*What you are asked to do:* Nothing but the entries, copied exactly, should appear in the response.

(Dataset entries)
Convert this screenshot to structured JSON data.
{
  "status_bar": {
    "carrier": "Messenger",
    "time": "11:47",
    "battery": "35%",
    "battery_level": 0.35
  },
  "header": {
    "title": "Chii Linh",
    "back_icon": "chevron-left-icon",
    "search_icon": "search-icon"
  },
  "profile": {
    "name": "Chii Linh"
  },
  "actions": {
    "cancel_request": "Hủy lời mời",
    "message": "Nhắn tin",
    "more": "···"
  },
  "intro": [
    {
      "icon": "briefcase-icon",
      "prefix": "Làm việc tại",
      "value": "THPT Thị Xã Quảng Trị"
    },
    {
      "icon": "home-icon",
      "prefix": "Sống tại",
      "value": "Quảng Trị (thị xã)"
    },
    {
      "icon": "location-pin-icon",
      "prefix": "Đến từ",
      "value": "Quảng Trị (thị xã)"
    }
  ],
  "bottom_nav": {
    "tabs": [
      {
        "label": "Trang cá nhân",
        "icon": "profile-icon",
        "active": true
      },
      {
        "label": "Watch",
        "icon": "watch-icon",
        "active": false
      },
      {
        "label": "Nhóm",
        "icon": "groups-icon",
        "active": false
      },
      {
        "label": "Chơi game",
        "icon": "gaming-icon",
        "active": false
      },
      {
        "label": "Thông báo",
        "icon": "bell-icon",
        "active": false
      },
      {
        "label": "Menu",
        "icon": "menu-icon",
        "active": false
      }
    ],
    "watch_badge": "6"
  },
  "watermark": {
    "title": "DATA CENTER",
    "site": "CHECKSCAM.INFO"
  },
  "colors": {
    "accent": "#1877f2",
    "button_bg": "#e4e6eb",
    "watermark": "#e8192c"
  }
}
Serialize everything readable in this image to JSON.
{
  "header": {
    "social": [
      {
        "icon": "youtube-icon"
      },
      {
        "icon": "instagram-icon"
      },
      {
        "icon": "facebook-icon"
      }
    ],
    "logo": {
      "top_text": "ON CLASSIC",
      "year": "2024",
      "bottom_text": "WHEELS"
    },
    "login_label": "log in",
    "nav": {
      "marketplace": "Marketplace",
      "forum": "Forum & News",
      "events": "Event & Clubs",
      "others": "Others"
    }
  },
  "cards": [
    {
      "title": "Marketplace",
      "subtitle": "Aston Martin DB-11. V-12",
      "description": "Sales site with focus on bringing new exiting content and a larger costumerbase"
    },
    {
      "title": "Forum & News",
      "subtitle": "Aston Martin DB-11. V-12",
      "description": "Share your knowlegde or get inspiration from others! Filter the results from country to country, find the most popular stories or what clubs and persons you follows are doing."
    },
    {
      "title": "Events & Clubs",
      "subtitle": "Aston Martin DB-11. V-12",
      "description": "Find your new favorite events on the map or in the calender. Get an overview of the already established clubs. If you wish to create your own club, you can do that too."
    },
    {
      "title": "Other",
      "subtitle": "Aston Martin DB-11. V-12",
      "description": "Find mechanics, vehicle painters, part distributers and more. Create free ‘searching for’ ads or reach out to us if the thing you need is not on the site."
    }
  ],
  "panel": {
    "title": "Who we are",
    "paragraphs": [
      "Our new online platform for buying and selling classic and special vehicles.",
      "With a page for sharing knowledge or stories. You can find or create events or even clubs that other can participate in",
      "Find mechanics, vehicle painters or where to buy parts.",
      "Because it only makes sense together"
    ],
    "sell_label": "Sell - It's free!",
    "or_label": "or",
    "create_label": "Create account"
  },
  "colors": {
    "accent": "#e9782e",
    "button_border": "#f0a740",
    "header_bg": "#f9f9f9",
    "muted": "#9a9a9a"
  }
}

*Answer area:*
Convert this screenshot to structured JSON data.
{
  "status_bar": {
    "carrier": "Messenger",
    "time": "11:47",
    "battery": "35%",
    "battery_level": 0.35
  },
  "header": {
    "title": "Chii Linh",
    "back_icon": "chevron-left-icon",
    "search_icon": "search-icon"
  },
  "profile": {
    "name": "Chii Linh"
  },
  "actions": {
    "cancel_request": "Hủy lời mời",
    "message": "Nhắn tin",
    "more": "···"
  },
  "intro": [
    {
      "icon": "briefcase-icon",
      "prefix": "Làm việc tại",
      "value": "THPT Thị Xã Quảng Trị"
    },
    {
      "icon": "home-icon",
      "prefix": "Sống tại",
      "value": "Quảng Trị (thị xã)"
    },
    {
      "icon": "location-pin-icon",
      "prefix": "Đến từ",
      "value": "Quảng Trị (thị xã)"
    }
  ],
  "bottom_nav": {
    "tabs": [
      {
        "label": "Trang cá nhân",
        "icon": "profile-icon",
        "active": true
      },
      {
        "label": "Watch",
        "icon": "watch-icon",
        "active": false
      },
      {
        "label": "Nhóm",
        "icon": "groups-icon",
        "active": false
      },
      {
        "label": "Chơi game",
        "icon": "gaming-icon",
        "active": false
      },
      {
        "label": "Thông báo",
        "icon": "bell-icon",
        "active": false
      },
      {
        "label": "Menu",
        "icon": "menu-icon",
        "active": false
      }
    ],
    "watch_badge": "6"
  },
  "watermark": {
    "title": "DATA CENTER",
    "site": "CHECKSCAM.INFO"
  },
  "colors": {
    "accent": "#1877f2",
    "button_bg": "#e4e6eb",
    "watermark": "#e8192c"
  }
}
Serialize everything readable in this image to JSON.
{
  "header": {
    "social": [
      {
        "icon": "youtube-icon"
      },
      {
        "icon": "instagram-icon"
      },
      {
        "icon": "facebook-icon"
      }
    ],
    "logo": {
      "top_text": "ON CLASSIC",
      "year": "2024",
      "bottom_text": "WHEELS"
    },
    "login_label": "log in",
    "nav": {
      "marketplace": "Marketplace",
      "forum": "Forum & News",
      "events": "Event & Clubs",
      "others": "Others"
    }
  },
  "cards": [
    {
      "title": "Marketplace",
      "subtitle": "Aston Martin DB-11. V-12",
      "description": "Sales site with focus on bringing new exiting content and a larger costumerbase"
    },
    {
      "title": "Forum & News",
      "subtitle": "Aston Martin DB-11. V-12",
      "description": "Share your knowlegde or get inspiration from others! Filter the results from country to country, find the most popular stories or what clubs and persons you follows are doing."
    },
    {
      "title": "Events & Clubs",
      "subtitle": "Aston Martin DB-11. V-12",
      "description": "Find your new favorite events on the map or in the calender. Get an overview of the already established clubs. If you wish to create your own club, you can do that too."
    },
    {
      "title": "Other",
      "subtitle": "Aston Martin DB-11. V-12",
      "description": "Find mechanics, vehicle painters, part distributers and more. Create free ‘searching for’ ads or reach out to us if the thing you need is not on the site."
    }
  ],
  "panel": {
    "title": "Who we are",
    "paragraphs": [
      "Our new online platform for buying and selling classic and special vehicles.",
      "With a page for sharing knowledge or stories. You can find or create events or even clubs that other can participate in",
      "Find mechanics, vehicle painters or where to buy parts.",
      "Because it only makes sense together"
    ],
    "sell_label": "Sell - It's free!",
    "or_label": "or",
    "create_label": "Create account"
  },
  "colors": {
    "accent": "#e9782e",
    "button_border": "#f0a740",
    "header_bg": "#f9f9f9",
    "muted": "#9a9a9a"
  }
}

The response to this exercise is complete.